Depending on your position, you can talk about applying to or interviewing various companies for a similar role. Then mention how and why this role seems like a better fit.
Never waste this opportunity. Ask smart questions.
Remember to ask:
This question is on you. How do you give an answer without insulting the company?
Use the sandwich technique. Start with something positive about the company or about a product you have seen. Then move on to your constructive feedback, giving context and background on the perspective you are bringing to the table. Explain why you suggested the change (with some experience or other evidence). And end with how your suggestions will be a positive move for the company and its growth trajectory.
Try: “Did you consider these approaches? I’d love to know more about your plans and processes.”
While this may sound like a simple question, it isn’t.
A simple response would be to indicate that you are open to moving and would be willing to do so for the opportunity arises. But if you say no, then ensure that you reiterate your enthusiasm for the role, and briefly explain why you cannot answer this at the moment and give an alternative like you are open to working remotely.
You can mention the reason why you cannot relocate, citing relevant reasons, but are willing to reconsider for the right opportunity.
Be prepared for this inevitable question.
Set realistic expectations that will work for you and the company. If you can start immediately or are unemployed- you could offer to start within a week. If you need to give notice to your current employer, mention it. Your interviewer will understand and respect that you plan to wrap things up the right way.
It is also okay to want to take a break between jobs, and you might want to say you have scheduled commitments to attend to but try to be flexible if they really need you to start a bit sooner.
Job interviews can be nerve-wracking. But they also offer a lot of learnings that not only develop us professionally but personally too. So we can conclude that interviews are just a normal part of our lives.

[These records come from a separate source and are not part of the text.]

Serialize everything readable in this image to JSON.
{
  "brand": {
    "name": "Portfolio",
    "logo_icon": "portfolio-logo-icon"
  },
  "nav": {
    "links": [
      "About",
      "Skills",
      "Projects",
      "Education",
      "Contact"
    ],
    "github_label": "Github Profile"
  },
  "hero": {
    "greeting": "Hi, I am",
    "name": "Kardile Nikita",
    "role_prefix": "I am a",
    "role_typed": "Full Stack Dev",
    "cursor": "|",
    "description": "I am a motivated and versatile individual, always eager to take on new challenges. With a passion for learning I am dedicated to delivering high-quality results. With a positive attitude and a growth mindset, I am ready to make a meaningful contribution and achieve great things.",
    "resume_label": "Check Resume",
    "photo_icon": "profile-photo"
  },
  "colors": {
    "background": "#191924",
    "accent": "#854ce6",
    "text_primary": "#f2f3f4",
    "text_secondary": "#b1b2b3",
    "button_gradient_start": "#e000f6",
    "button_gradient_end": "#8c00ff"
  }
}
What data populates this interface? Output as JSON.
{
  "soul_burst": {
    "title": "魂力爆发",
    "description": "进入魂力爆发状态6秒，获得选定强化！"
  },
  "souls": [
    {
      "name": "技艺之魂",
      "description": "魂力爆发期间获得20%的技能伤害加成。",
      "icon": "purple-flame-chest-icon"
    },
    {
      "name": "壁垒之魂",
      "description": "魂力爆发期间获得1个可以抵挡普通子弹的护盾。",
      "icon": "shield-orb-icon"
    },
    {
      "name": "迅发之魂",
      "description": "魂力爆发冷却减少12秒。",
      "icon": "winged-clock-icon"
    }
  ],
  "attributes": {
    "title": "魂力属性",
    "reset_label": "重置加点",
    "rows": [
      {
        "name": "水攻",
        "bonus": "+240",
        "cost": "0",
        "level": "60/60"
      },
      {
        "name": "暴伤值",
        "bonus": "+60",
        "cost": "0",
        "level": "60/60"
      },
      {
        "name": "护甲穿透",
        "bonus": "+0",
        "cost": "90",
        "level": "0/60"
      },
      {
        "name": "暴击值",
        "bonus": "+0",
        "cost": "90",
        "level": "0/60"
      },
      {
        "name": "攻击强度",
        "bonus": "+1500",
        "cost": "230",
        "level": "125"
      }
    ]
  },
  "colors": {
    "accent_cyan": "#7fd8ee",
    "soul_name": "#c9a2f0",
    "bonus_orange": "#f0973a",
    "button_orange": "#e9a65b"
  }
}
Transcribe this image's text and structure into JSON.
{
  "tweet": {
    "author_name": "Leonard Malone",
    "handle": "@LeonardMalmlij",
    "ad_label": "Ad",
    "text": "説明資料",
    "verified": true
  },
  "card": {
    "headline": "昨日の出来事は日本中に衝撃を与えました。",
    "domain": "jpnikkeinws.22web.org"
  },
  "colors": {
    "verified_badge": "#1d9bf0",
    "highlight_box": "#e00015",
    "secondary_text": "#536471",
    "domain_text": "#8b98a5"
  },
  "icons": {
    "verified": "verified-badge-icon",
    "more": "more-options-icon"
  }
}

Comment and share with us your best interview experiences. So our readers and we can learn something new from your experiences.